The report included some famous examples of states that had to abandon early IT efforts despite large sums spent
Only a relative handful of states set up their own marketplaces as permitted under the Affordable Care Act (ACA), and they were given federal funds for IT contracts and other launch expenses. But the precise amount spent is unclear, and so are the performance records of states, according to a report released today by the Government Accountability Office (GAO).
CMS has fallen short in tracking the $1.45 billion spent on federal marketplace funding through March 2015, as well as the $2.78 billion in combined federal and state funds set aside for Medicaid eligibility and enrollment systems—since the ACA allowed Medicaid to expand. But the GAO found that the total spent to set up marketplaces and the status of IT contracts remained unclear as of February 2015, and “not all system functions were complete,” according to GAO.
Some of the state-level IT problems were catastrophic and resulted in significant delays or wholesale scrapping of early work. Examples of problems cited in the report include:
· Oregon and Nevada had to halt development on their states’ marketplace infrastructure and switch to the federal IT marketplace instead, despite its initial problems, for certain eligibility and enrollment functions.
· New Mexico’s delays forced the state to use the federal marketplace for the first enrollment period. For the second period in 2014, it used the federal IT platform for eligibility and enrollment only, but later decided to use the federal system indefinitely.
· Maryland scrapped the IT system it had developed and swapped to a platform that had been developed for Connecticut.

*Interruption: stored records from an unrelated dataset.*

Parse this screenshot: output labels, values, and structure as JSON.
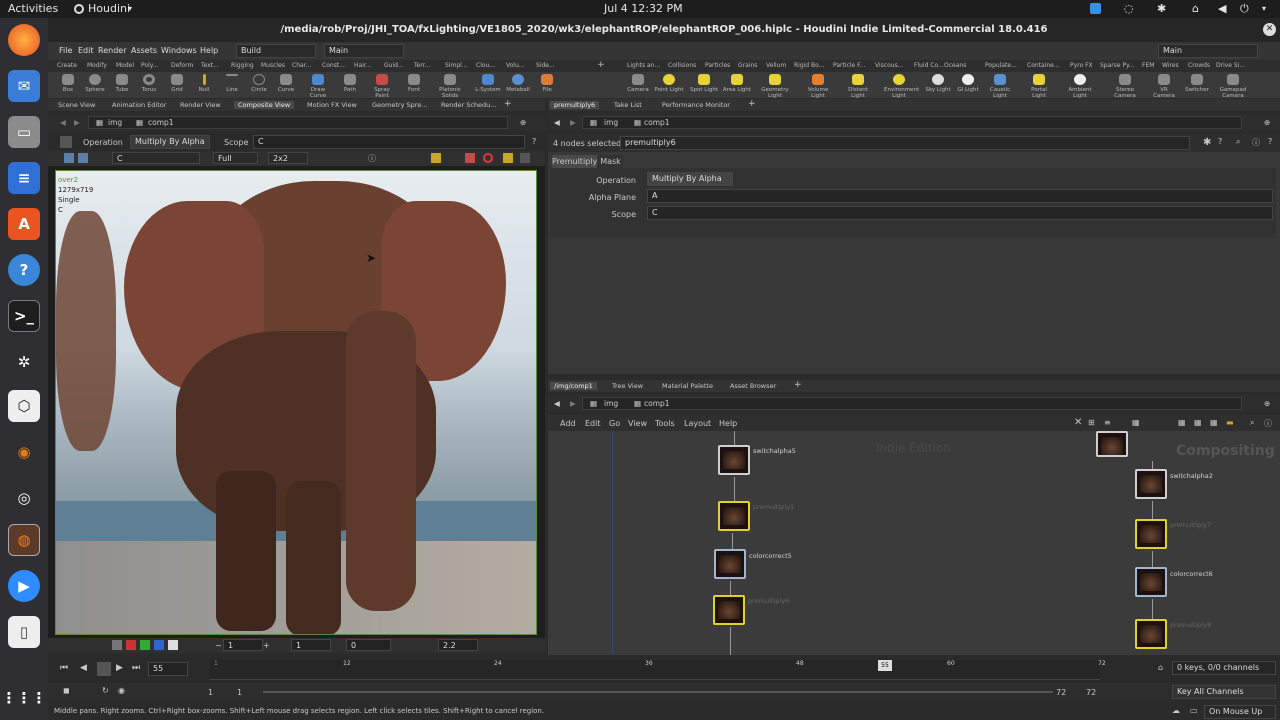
{
  "system": {
    "activities": "Activities",
    "app": "Houdini",
    "datetime": "Jul 4  12:32 PM"
  },
  "window": {
    "title": "/media/rob/Proj/JHI_TOA/fxLighting/VE1805_2020/wk3/elephantROP/elephantROP_006.hiplc - Houdini Indie Limited-Commercial 18.0.416"
  },
  "menu": {
    "items": [
      "File",
      "Edit",
      "Render",
      "Assets",
      "Windows",
      "Help"
    ],
    "desktop": "Build",
    "main": "Main",
    "right_main": "Main"
  },
  "shelf_tabs_left": [
    "Create",
    "Modify",
    "Model",
    "Poly...",
    "Deform",
    "Text...",
    "Rigging",
    "Muscles",
    "Char...",
    "Const...",
    "Hair...",
    "Guid...",
    "Terr...",
    "Simpl...",
    "Clou...",
    "Volu...",
    "Side..."
  ],
  "shelf_tabs_right": [
    "Lights an...",
    "Collisions",
    "Particles",
    "Grains",
    "Vellum",
    "Rigid Bo...",
    "Particle F...",
    "Viscous...",
    "Fluid Co...",
    "Oceans",
    "Populate...",
    "Containe...",
    "Pyro FX",
    "Sparse Py...",
    "FEM",
    "Wires",
    "Crowds",
    "Drive Si..."
  ],
  "tools_left": [
    "Box",
    "Sphere",
    "Tube",
    "Torus",
    "Grid",
    "Null",
    "Line",
    "Circle",
    "Curve",
    "Draw Curve",
    "Path",
    "Spray Paint",
    "Font",
    "Platonic Solids",
    "L-System",
    "Metaball",
    "File"
  ],
  "tools_right": [
    "Camera",
    "Point Light",
    "Spot Light",
    "Area Light",
    "Geometry Light",
    "Volume Light",
    "Distant Light",
    "Environment Light",
    "Sky Light",
    "GI Light",
    "Caustic Light",
    "Portal Light",
    "Ambient Light",
    "Stereo Camera",
    "VR Camera",
    "Switcher",
    "Gamepad Camera"
  ],
  "left_tabs": [
    "Scene View",
    "Animation Editor",
    "Render View",
    "Composite View",
    "Motion FX View",
    "Geometry Spre...",
    "Render Schedu..."
  ],
  "left_path": {
    "net": "img",
    "node": "comp1"
  },
  "viewer": {
    "operation_label": "Operation",
    "operation_value": "Multiply By Alpha",
    "scope_label": "Scope",
    "scope_value": "C",
    "plane": "C",
    "res": "Full",
    "zoom": "2x2"
  },
  "image_info": [
    "over2",
    "1279x719",
    "Single",
    "C"
  ],
  "viewer_bottom": {
    "frame": "1",
    "val1": "1",
    "val2": "0",
    "gamma": "2.2"
  },
  "right_tabs": [
    "premultiply6",
    "Take List",
    "Performance Monitor"
  ],
  "right_path": {
    "net": "img",
    "node": "comp1"
  },
  "params": {
    "selected": "4 nodes selected:",
    "node_name": "premultiply6",
    "tabs": [
      "Premultiply",
      "Mask"
    ],
    "rows": [
      {
        "label": "Operation",
        "value": "Multiply By Alpha"
      },
      {
        "label": "Alpha Plane",
        "value": "A"
      },
      {
        "label": "Scope",
        "value": "C"
      }
    ]
  },
  "net_tabs": [
    "/img/comp1",
    "Tree View",
    "Material Palette",
    "Asset Browser"
  ],
  "net_path": {
    "net": "img",
    "node": "comp1"
  },
  "net_menu": [
    "Add",
    "Edit",
    "Go",
    "View",
    "Tools",
    "Layout",
    "Help"
  ],
  "net_watermarks": {
    "edition": "Indie Edition",
    "context": "Compositing"
  },
  "nodes": [
    "switchalpha5",
    "premultiply1",
    "colorcorrect5",
    "premultiply6",
    "switchalpha2",
    "premultiply7",
    "colorcorrect6",
    "premultiply8"
  ],
  "timeline": {
    "frame": "55",
    "ticks": [
      "1",
      "12",
      "24",
      "36",
      "48",
      "55",
      "60",
      "72"
    ],
    "start": "1",
    "start2": "1",
    "end": "72",
    "end2": "72",
    "keys": "0 keys, 0/0 channels",
    "key_all": "Key All Channels"
  },
  "status": {
    "hint": "Middle pans. Right zooms. Ctrl+Right box-zooms.  Shift+Left mouse drag selects region. Left click selects tiles. Shift+Right to cancel region.",
    "update": "On Mouse Up"
  }
}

· Massachusetts, which had the advantage of having already approved an ACA-style reform without some of the marketplace features, nonetheless replaced its first system for what the report described as a “commercial off-the-shelf” platform for the 2014 enrollment period.
As of November 2014, there were still 7 of the 37 states using the federal marketplace system that could not transfer health insurance applications with the state Medicaid system, or had not finished critical testing of this function. CMS reported that some states were still working on this as the second open enrollment period began in November 2014. Even by April 2015, communication between state Medicaid application systems and the federal marketplace was not taking place in real time, and this is a “goal” for 2016.

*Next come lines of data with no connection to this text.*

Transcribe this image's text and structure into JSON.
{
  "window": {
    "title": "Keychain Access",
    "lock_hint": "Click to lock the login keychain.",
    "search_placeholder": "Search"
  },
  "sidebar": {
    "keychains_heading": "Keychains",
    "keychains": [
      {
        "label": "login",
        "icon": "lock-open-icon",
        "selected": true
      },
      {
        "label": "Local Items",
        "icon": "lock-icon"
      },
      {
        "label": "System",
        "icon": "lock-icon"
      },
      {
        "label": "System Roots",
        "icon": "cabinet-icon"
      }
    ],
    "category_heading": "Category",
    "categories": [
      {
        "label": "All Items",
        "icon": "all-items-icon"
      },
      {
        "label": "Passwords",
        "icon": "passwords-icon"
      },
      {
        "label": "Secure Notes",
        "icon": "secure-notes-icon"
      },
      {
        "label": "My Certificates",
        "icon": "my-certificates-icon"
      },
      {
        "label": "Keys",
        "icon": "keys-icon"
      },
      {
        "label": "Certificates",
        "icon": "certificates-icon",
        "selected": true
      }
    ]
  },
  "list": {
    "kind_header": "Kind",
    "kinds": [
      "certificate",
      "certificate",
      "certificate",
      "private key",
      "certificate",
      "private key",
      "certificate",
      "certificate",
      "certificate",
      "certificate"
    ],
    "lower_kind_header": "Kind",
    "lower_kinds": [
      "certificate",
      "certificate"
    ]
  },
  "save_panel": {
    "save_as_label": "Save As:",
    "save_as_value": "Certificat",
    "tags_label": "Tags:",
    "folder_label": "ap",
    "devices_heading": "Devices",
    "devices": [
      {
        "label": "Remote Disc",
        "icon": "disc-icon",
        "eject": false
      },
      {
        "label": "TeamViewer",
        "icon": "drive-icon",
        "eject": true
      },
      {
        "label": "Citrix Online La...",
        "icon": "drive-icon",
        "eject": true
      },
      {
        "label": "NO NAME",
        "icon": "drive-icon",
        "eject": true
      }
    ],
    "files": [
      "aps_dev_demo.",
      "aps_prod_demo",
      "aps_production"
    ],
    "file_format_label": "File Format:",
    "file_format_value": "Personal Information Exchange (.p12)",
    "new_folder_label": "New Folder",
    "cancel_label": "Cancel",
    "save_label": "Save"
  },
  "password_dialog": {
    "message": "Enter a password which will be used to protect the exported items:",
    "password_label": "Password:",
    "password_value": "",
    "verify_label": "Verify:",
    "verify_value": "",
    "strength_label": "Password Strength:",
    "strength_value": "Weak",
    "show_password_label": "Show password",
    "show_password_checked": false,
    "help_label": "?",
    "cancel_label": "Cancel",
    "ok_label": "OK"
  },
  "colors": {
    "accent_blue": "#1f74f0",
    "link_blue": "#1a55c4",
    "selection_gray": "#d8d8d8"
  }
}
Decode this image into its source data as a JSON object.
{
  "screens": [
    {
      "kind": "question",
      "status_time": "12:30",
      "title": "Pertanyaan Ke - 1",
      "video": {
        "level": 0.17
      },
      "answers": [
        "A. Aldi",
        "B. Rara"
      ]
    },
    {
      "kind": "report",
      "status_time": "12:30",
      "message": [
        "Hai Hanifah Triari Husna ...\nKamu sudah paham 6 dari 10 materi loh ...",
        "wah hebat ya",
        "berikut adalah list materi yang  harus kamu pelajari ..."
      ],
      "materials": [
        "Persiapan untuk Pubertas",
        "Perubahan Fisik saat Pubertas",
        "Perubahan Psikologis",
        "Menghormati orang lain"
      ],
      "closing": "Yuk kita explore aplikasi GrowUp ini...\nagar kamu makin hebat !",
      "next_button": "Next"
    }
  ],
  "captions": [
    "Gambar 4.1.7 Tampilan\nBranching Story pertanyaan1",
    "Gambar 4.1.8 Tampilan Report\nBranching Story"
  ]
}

Responsibility for tracking all this appeared to be distributed over multiple CMS offices, and documentation was unclear or incomplete. It was not always clear who was responsible for which oversight responsibility; as a result, some states missed deadlines.
Testing deadlines were missed, increasing the risk that systems would not work as intended, and oversight at the state level included a patchwork of state agencies or “quasi-governmental entities,” depending on the type of marketplace involved.

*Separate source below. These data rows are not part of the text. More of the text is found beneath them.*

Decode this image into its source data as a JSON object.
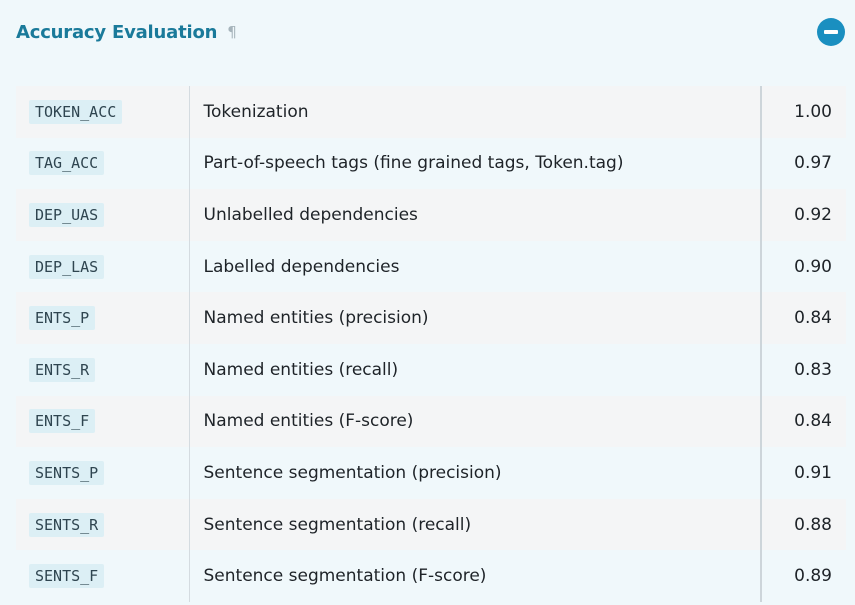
{
  "section": {
    "title": "Accuracy Evaluation",
    "anchor_symbol": "¶",
    "collapse_icon": "minus-circle-icon"
  },
  "colors": {
    "title": "#1a7a9a",
    "button": "#1a8fc0",
    "code_bg": "#dceff5"
  },
  "rows": [
    {
      "key": "TOKEN_ACC",
      "description": "Tokenization",
      "value": "1.00"
    },
    {
      "key": "TAG_ACC",
      "description": "Part-of-speech tags (fine grained tags, Token.tag)",
      "value": "0.97"
    },
    {
      "key": "DEP_UAS",
      "description": "Unlabelled dependencies",
      "value": "0.92"
    },
    {
      "key": "DEP_LAS",
      "description": "Labelled dependencies",
      "value": "0.90"
    },
    {
      "key": "ENTS_P",
      "description": "Named entities (precision)",
      "value": "0.84"
    },
    {
      "key": "ENTS_R",
      "description": "Named entities (recall)",
      "value": "0.83"
    },
    {
      "key": "ENTS_F",
      "description": "Named entities (F-score)",
      "value": "0.84"
    },
    {
      "key": "SENTS_P",
      "description": "Sentence segmentation (precision)",
      "value": "0.91"
    },
    {
      "key": "SENTS_R",
      "description": "Sentence segmentation (recall)",
      "value": "0.88"
    },
    {
      "key": "SENTS_F",
      "description": "Sentence segmentation (F-score)",
      "value": "0.89"
    }
  ]
}
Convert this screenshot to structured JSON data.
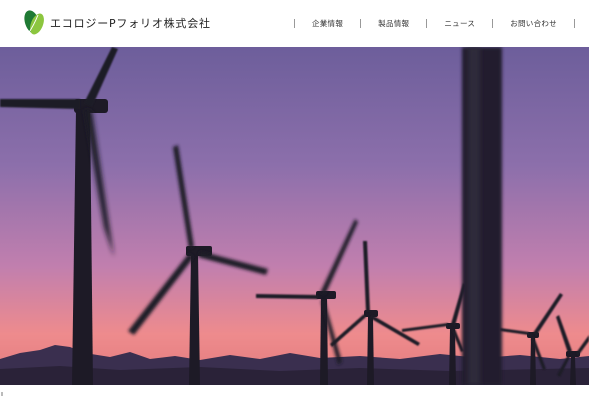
{
  "brand": {
    "name": "エコロジーPフォリオ株式会社",
    "logo_icon": "leaf-icon",
    "colors": {
      "leaf_dark": "#1f7a34",
      "leaf_light": "#8cc63f"
    }
  },
  "nav": {
    "items": [
      {
        "label": "企業情報"
      },
      {
        "label": "製品情報"
      },
      {
        "label": "ニュース"
      },
      {
        "label": "お問い合わせ"
      }
    ]
  },
  "hero": {
    "image": "wind-turbines-at-sunset",
    "sky_colors": {
      "top": "#6f5f9c",
      "middle": "#b27fb4",
      "horizon": "#f08a86"
    }
  }
}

GAO recommended that CMS do a better job of defining and communicating its oversight roles and responsibilities and ensure that senior executives are involved in funding decisions for state projects. Testing must occur before systems go into action. HHS concurred with the recommendations.